Poker is an extremely popular card game that requires a certain amount of strategy to be successful. While there are many books available that can help you develop a winning strategy, it’s also important to come up with your own unique approach. It can be helpful to talk to other players about their experiences, too, so that you can get an honest evaluation of your strengths and weaknesses.
The game of poker is a complex one that requires a lot of thought, concentration and patience to play well. It can also be stressful, so it’s important to find a poker environment that works for you. Whether you prefer an online casino or a live poker room, you’ll want to choose the location that best suits your needs and goals.

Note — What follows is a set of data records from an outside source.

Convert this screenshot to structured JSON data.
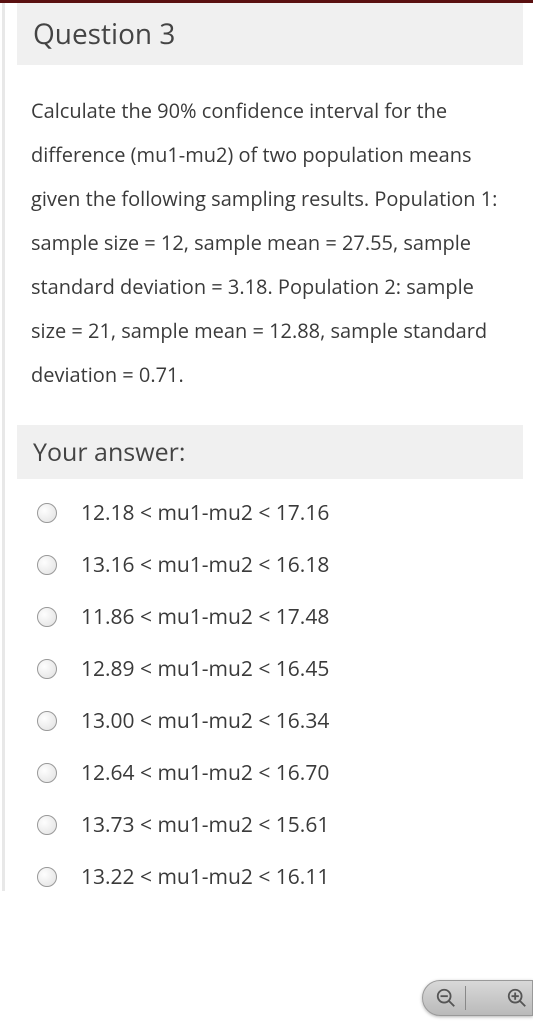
{
  "question": {
    "title": "Question 3",
    "text": "Calculate the 90% confidence interval for the difference (mu1-mu2) of two population means given the following sampling results. Population 1: sample size = 12, sample mean = 27.55, sample standard deviation = 3.18. Population 2: sample size = 21, sample mean = 12.88, sample standard deviation = 0.71."
  },
  "answer_header": "Your answer:",
  "options": [
    {
      "label": "12.18 < mu1-mu2 < 17.16"
    },
    {
      "label": "13.16 < mu1-mu2 < 16.18"
    },
    {
      "label": "11.86 < mu1-mu2 < 17.48"
    },
    {
      "label": "12.89 < mu1-mu2 < 16.45"
    },
    {
      "label": "13.00 < mu1-mu2 < 16.34"
    },
    {
      "label": "12.64 < mu1-mu2 < 16.70"
    },
    {
      "label": "13.73 < mu1-mu2 < 15.61"
    },
    {
      "label": "13.22 < mu1-mu2 < 16.11"
    }
  ]
}
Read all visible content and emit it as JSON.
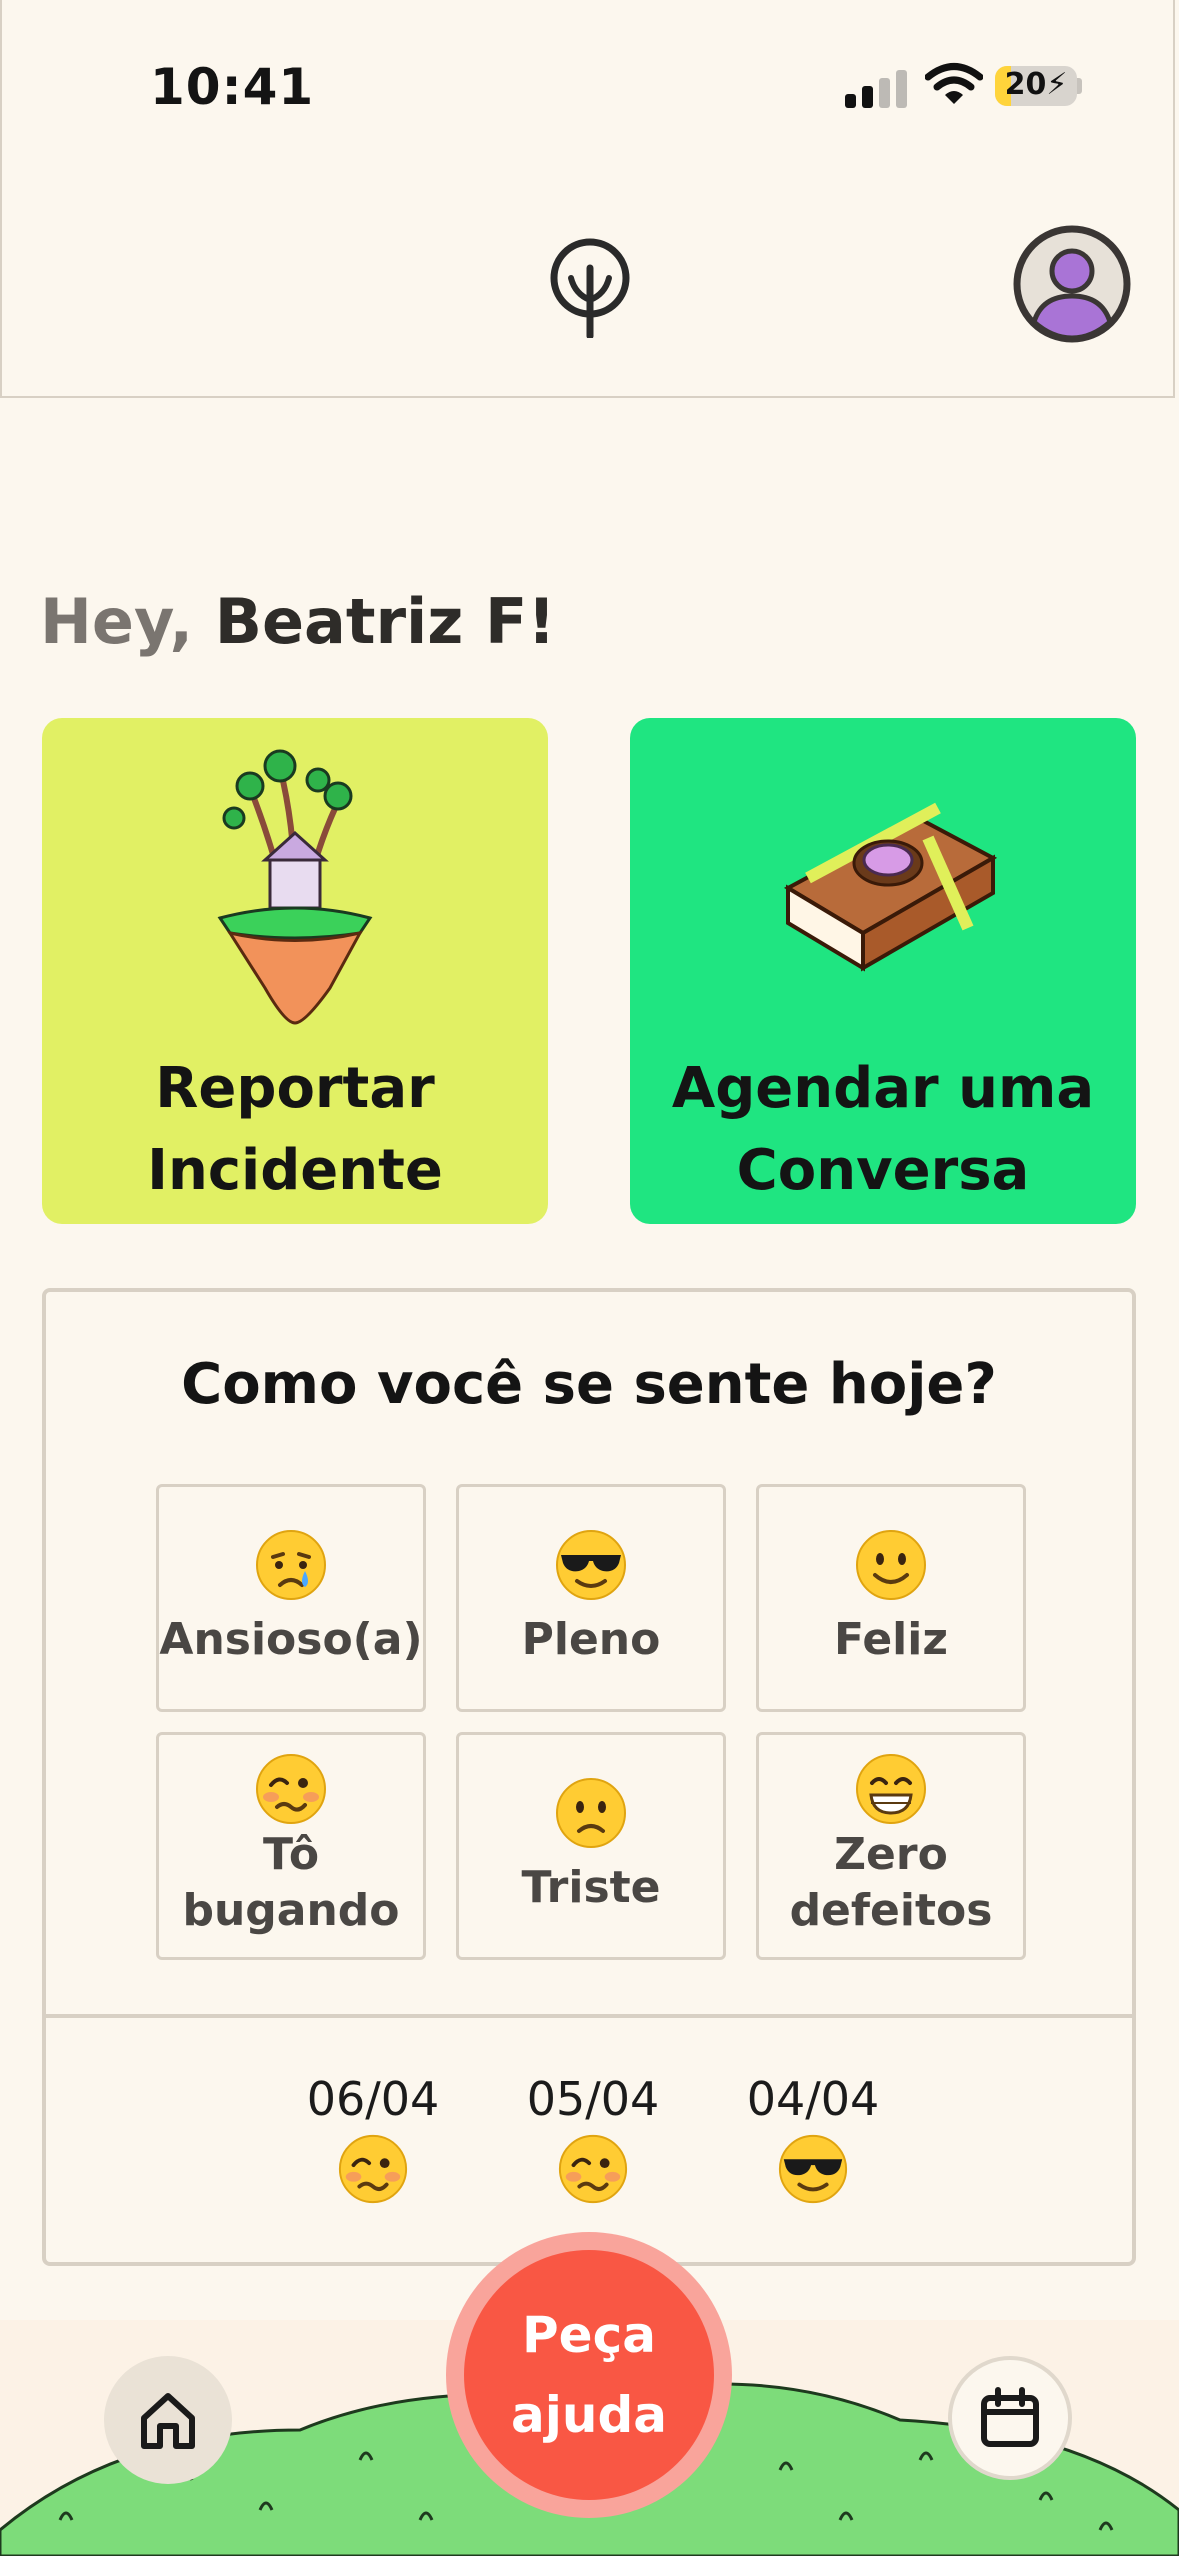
{
  "status_bar": {
    "time": "10:41",
    "battery": "20"
  },
  "header": {
    "logo_icon": "tree-icon",
    "avatar_icon": "user-avatar-icon"
  },
  "greeting": {
    "hey": "Hey,",
    "name": "Beatriz F!"
  },
  "cards": [
    {
      "label_line1": "Reportar",
      "label_line2": "Incidente",
      "color": "#e1f064",
      "illustration": "floating-island-house"
    },
    {
      "label_line1": "Agendar uma",
      "label_line2": "Conversa",
      "color": "#1fe581",
      "illustration": "brain-book"
    }
  ],
  "mood": {
    "question": "Como você se sente hoje?",
    "options": [
      {
        "label": "Ansioso(a)",
        "emoji": "crying-face"
      },
      {
        "label": "Pleno",
        "emoji": "sunglasses-face"
      },
      {
        "label": "Feliz",
        "emoji": "smiling-face"
      },
      {
        "label_line1": "Tô",
        "label_line2": "bugando",
        "emoji": "woozy-face"
      },
      {
        "label": "Triste",
        "emoji": "sad-face"
      },
      {
        "label_line1": "Zero",
        "label_line2": "defeitos",
        "emoji": "grinning-face"
      }
    ],
    "history": [
      {
        "date": "06/04",
        "emoji": "woozy-face"
      },
      {
        "date": "05/04",
        "emoji": "woozy-face"
      },
      {
        "date": "04/04",
        "emoji": "sunglasses-face"
      }
    ]
  },
  "bottom_nav": {
    "help_line1": "Peça",
    "help_line2": "ajuda",
    "help_color": "#f95744",
    "home_icon": "home-icon",
    "calendar_icon": "calendar-icon"
  }
}
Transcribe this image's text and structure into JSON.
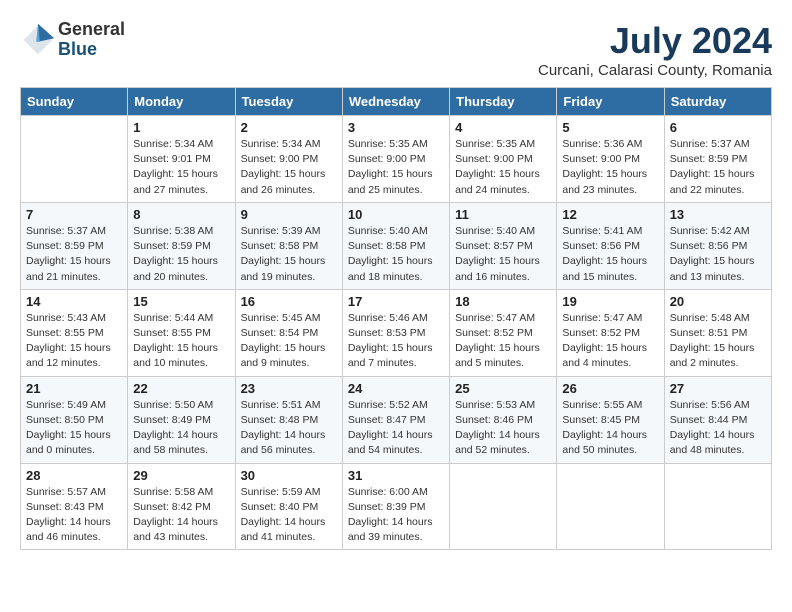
{
  "logo": {
    "general": "General",
    "blue": "Blue"
  },
  "title": "July 2024",
  "subtitle": "Curcani, Calarasi County, Romania",
  "weekdays": [
    "Sunday",
    "Monday",
    "Tuesday",
    "Wednesday",
    "Thursday",
    "Friday",
    "Saturday"
  ],
  "weeks": [
    [
      {
        "day": "",
        "info": ""
      },
      {
        "day": "1",
        "info": "Sunrise: 5:34 AM\nSunset: 9:01 PM\nDaylight: 15 hours\nand 27 minutes."
      },
      {
        "day": "2",
        "info": "Sunrise: 5:34 AM\nSunset: 9:00 PM\nDaylight: 15 hours\nand 26 minutes."
      },
      {
        "day": "3",
        "info": "Sunrise: 5:35 AM\nSunset: 9:00 PM\nDaylight: 15 hours\nand 25 minutes."
      },
      {
        "day": "4",
        "info": "Sunrise: 5:35 AM\nSunset: 9:00 PM\nDaylight: 15 hours\nand 24 minutes."
      },
      {
        "day": "5",
        "info": "Sunrise: 5:36 AM\nSunset: 9:00 PM\nDaylight: 15 hours\nand 23 minutes."
      },
      {
        "day": "6",
        "info": "Sunrise: 5:37 AM\nSunset: 8:59 PM\nDaylight: 15 hours\nand 22 minutes."
      }
    ],
    [
      {
        "day": "7",
        "info": "Sunrise: 5:37 AM\nSunset: 8:59 PM\nDaylight: 15 hours\nand 21 minutes."
      },
      {
        "day": "8",
        "info": "Sunrise: 5:38 AM\nSunset: 8:59 PM\nDaylight: 15 hours\nand 20 minutes."
      },
      {
        "day": "9",
        "info": "Sunrise: 5:39 AM\nSunset: 8:58 PM\nDaylight: 15 hours\nand 19 minutes."
      },
      {
        "day": "10",
        "info": "Sunrise: 5:40 AM\nSunset: 8:58 PM\nDaylight: 15 hours\nand 18 minutes."
      },
      {
        "day": "11",
        "info": "Sunrise: 5:40 AM\nSunset: 8:57 PM\nDaylight: 15 hours\nand 16 minutes."
      },
      {
        "day": "12",
        "info": "Sunrise: 5:41 AM\nSunset: 8:56 PM\nDaylight: 15 hours\nand 15 minutes."
      },
      {
        "day": "13",
        "info": "Sunrise: 5:42 AM\nSunset: 8:56 PM\nDaylight: 15 hours\nand 13 minutes."
      }
    ],
    [
      {
        "day": "14",
        "info": "Sunrise: 5:43 AM\nSunset: 8:55 PM\nDaylight: 15 hours\nand 12 minutes."
      },
      {
        "day": "15",
        "info": "Sunrise: 5:44 AM\nSunset: 8:55 PM\nDaylight: 15 hours\nand 10 minutes."
      },
      {
        "day": "16",
        "info": "Sunrise: 5:45 AM\nSunset: 8:54 PM\nDaylight: 15 hours\nand 9 minutes."
      },
      {
        "day": "17",
        "info": "Sunrise: 5:46 AM\nSunset: 8:53 PM\nDaylight: 15 hours\nand 7 minutes."
      },
      {
        "day": "18",
        "info": "Sunrise: 5:47 AM\nSunset: 8:52 PM\nDaylight: 15 hours\nand 5 minutes."
      },
      {
        "day": "19",
        "info": "Sunrise: 5:47 AM\nSunset: 8:52 PM\nDaylight: 15 hours\nand 4 minutes."
      },
      {
        "day": "20",
        "info": "Sunrise: 5:48 AM\nSunset: 8:51 PM\nDaylight: 15 hours\nand 2 minutes."
      }
    ],
    [
      {
        "day": "21",
        "info": "Sunrise: 5:49 AM\nSunset: 8:50 PM\nDaylight: 15 hours\nand 0 minutes."
      },
      {
        "day": "22",
        "info": "Sunrise: 5:50 AM\nSunset: 8:49 PM\nDaylight: 14 hours\nand 58 minutes."
      },
      {
        "day": "23",
        "info": "Sunrise: 5:51 AM\nSunset: 8:48 PM\nDaylight: 14 hours\nand 56 minutes."
      },
      {
        "day": "24",
        "info": "Sunrise: 5:52 AM\nSunset: 8:47 PM\nDaylight: 14 hours\nand 54 minutes."
      },
      {
        "day": "25",
        "info": "Sunrise: 5:53 AM\nSunset: 8:46 PM\nDaylight: 14 hours\nand 52 minutes."
      },
      {
        "day": "26",
        "info": "Sunrise: 5:55 AM\nSunset: 8:45 PM\nDaylight: 14 hours\nand 50 minutes."
      },
      {
        "day": "27",
        "info": "Sunrise: 5:56 AM\nSunset: 8:44 PM\nDaylight: 14 hours\nand 48 minutes."
      }
    ],
    [
      {
        "day": "28",
        "info": "Sunrise: 5:57 AM\nSunset: 8:43 PM\nDaylight: 14 hours\nand 46 minutes."
      },
      {
        "day": "29",
        "info": "Sunrise: 5:58 AM\nSunset: 8:42 PM\nDaylight: 14 hours\nand 43 minutes."
      },
      {
        "day": "30",
        "info": "Sunrise: 5:59 AM\nSunset: 8:40 PM\nDaylight: 14 hours\nand 41 minutes."
      },
      {
        "day": "31",
        "info": "Sunrise: 6:00 AM\nSunset: 8:39 PM\nDaylight: 14 hours\nand 39 minutes."
      },
      {
        "day": "",
        "info": ""
      },
      {
        "day": "",
        "info": ""
      },
      {
        "day": "",
        "info": ""
      }
    ]
  ]
}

A good player knows how to read other players and adjust their strategies accordingly. They also know when to quit a hand and when to start over. This can help them win more money in the long run, as they’ll be more strategic and aware of their opponents’ styles.
It’s also important to learn how to read the odds of a hand, which are based on a variety of factors including probability and psychology. This can be difficult, but it’s important to learn how to calculate these odds and make informed decisions based on them.
Another skill that is crucial to poker is patience, and it’s something that can benefit you in your personal life as well. It’s common for people to be impatient or overly critical of themselves and their performances, but learning how to stay calm in a challenging situation is an invaluable skill that will help you in other areas of your life.
Being able to calculate odds is essential to being a successful poker player, and it can be difficult to do when you’re dealing with the unknown. But if you practice this skills, it will become second nature and you’ll be able to do it faster and more accurately than ever before.
Having patience is also useful when it comes to reading the board and watching your opponent’s moves. It can help you make a smart call when it’s not the right time to raise, or it can teach you how to fold an unprofitable hand before it becomes a losing one.
In addition, you’ll also need to be able to spot tells, or signs that your opponents are anxious, bluffing or just flat-out happy with their hands. This can be especially important if you’re playing a low-stakes cash game and don’t have as much information to work with, but it’s always an important skill to learn, no matter what your level of experience.
There are a lot of benefits to playing poker, from developing a more disciplined lifestyle to improving your mental health and boosting your self-esteem. It can also teach you a wide range of useful skills, from calculating odds to learning how to be more patient.